[What the task asks]
Work out how many lines of the material below mention the word "circle"; reply with the number only.

[Given records]

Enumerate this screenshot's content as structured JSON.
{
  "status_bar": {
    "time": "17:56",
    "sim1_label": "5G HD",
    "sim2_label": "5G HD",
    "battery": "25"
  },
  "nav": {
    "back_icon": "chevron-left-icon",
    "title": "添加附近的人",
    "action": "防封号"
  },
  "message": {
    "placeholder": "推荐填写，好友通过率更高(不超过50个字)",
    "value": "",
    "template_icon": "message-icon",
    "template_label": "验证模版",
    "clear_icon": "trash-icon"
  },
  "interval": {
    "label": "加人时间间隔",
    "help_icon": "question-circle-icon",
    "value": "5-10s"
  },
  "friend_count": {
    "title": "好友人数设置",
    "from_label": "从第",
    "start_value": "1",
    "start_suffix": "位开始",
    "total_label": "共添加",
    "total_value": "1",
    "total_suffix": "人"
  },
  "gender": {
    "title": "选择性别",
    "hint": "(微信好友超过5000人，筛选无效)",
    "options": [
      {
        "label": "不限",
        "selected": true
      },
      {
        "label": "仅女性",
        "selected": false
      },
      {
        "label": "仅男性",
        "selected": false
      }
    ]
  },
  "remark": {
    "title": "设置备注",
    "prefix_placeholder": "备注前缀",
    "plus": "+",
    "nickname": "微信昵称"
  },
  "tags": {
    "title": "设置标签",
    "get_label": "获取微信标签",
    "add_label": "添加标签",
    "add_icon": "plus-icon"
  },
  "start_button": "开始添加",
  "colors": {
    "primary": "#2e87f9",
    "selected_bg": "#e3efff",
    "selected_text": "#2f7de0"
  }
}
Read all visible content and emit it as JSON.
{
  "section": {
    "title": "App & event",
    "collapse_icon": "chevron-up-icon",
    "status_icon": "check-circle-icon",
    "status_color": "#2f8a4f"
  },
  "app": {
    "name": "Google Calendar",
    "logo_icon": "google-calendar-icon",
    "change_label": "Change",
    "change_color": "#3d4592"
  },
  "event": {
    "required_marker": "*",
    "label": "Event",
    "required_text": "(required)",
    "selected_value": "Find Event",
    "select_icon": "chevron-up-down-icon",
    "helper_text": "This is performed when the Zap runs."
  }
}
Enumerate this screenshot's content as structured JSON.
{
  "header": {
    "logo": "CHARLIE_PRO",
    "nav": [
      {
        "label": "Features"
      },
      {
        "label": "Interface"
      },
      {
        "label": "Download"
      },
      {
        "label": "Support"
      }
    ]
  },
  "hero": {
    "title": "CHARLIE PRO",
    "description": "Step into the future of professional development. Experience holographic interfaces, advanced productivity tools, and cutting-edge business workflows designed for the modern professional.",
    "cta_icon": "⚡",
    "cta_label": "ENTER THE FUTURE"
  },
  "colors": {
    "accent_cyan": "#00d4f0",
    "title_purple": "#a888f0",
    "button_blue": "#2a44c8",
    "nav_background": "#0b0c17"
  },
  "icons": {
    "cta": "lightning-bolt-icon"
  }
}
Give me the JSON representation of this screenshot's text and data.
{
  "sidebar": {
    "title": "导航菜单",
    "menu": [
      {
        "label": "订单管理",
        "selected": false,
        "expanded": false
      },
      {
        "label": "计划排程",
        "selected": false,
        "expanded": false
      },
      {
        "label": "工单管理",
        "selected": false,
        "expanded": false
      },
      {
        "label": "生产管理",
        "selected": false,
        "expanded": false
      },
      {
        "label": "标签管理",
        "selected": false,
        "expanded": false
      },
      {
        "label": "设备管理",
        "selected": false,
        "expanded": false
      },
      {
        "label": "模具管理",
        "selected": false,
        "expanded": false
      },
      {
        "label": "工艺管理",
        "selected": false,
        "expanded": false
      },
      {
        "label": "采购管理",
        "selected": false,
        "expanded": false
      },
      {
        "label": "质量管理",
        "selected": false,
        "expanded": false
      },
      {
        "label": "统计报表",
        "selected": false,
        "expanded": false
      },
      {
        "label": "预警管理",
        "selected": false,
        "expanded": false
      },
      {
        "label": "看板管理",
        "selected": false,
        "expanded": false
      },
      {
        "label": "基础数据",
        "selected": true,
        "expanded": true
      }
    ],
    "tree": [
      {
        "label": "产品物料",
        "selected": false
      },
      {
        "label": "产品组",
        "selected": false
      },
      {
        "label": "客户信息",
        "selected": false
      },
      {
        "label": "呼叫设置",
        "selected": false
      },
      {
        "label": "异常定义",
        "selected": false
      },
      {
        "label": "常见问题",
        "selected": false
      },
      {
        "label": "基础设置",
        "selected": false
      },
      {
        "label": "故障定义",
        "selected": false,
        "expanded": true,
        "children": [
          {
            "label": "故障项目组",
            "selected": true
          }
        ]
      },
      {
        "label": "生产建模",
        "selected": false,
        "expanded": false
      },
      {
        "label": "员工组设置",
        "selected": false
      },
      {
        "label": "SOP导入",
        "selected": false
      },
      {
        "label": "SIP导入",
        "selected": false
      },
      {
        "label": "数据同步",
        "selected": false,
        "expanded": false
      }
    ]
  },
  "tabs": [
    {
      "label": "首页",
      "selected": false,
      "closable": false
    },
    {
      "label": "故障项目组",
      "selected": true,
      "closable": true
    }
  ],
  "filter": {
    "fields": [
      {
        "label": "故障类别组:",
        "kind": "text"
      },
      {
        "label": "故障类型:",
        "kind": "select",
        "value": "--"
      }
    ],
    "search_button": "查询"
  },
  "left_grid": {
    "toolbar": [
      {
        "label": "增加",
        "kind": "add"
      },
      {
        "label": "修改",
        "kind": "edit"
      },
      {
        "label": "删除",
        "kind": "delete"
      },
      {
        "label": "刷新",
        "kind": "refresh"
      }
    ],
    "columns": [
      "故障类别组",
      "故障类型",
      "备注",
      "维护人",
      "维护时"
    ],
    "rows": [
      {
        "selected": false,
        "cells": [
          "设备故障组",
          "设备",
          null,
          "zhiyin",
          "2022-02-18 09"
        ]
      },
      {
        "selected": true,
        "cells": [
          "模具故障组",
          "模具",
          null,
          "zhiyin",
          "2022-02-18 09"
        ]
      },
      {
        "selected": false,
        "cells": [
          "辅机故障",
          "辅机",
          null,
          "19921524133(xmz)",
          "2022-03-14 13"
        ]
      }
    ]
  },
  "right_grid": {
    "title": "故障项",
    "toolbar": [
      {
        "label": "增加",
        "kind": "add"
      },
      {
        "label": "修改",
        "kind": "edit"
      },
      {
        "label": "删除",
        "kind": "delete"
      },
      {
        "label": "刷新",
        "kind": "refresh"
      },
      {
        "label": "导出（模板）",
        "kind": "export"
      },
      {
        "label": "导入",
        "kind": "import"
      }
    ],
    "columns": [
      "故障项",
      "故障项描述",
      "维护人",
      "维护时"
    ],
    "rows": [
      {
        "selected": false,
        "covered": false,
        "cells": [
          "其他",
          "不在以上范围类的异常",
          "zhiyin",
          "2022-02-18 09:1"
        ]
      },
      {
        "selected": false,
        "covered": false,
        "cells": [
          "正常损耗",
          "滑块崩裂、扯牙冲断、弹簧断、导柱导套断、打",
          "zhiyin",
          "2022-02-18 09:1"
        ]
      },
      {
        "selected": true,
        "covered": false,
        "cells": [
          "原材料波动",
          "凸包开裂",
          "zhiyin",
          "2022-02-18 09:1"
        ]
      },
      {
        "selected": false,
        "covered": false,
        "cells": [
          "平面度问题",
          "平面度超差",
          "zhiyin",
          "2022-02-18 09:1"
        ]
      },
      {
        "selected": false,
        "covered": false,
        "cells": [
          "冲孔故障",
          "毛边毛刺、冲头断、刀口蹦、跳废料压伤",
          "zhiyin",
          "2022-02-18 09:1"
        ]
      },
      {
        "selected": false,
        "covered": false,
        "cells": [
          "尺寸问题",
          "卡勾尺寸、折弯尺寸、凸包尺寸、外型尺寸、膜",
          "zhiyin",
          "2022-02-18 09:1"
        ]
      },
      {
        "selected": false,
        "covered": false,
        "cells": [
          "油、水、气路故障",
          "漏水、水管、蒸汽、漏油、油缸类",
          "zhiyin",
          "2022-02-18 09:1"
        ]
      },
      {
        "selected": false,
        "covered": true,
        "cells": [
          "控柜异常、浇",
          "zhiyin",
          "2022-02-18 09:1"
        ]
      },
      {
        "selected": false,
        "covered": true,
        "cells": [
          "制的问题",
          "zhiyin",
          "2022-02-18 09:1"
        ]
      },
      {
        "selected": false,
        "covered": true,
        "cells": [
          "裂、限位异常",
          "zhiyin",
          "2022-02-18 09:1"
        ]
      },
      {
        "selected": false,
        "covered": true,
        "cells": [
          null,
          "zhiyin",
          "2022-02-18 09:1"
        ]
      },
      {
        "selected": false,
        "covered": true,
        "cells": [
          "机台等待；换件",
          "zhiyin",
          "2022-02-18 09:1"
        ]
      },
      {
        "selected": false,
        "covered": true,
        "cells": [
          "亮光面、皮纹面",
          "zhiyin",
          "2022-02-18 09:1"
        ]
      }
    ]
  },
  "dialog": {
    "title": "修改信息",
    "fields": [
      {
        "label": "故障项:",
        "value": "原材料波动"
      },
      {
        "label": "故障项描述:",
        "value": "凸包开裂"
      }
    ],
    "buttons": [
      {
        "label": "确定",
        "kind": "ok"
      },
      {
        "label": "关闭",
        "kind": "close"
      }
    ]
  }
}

[Exercise response]
2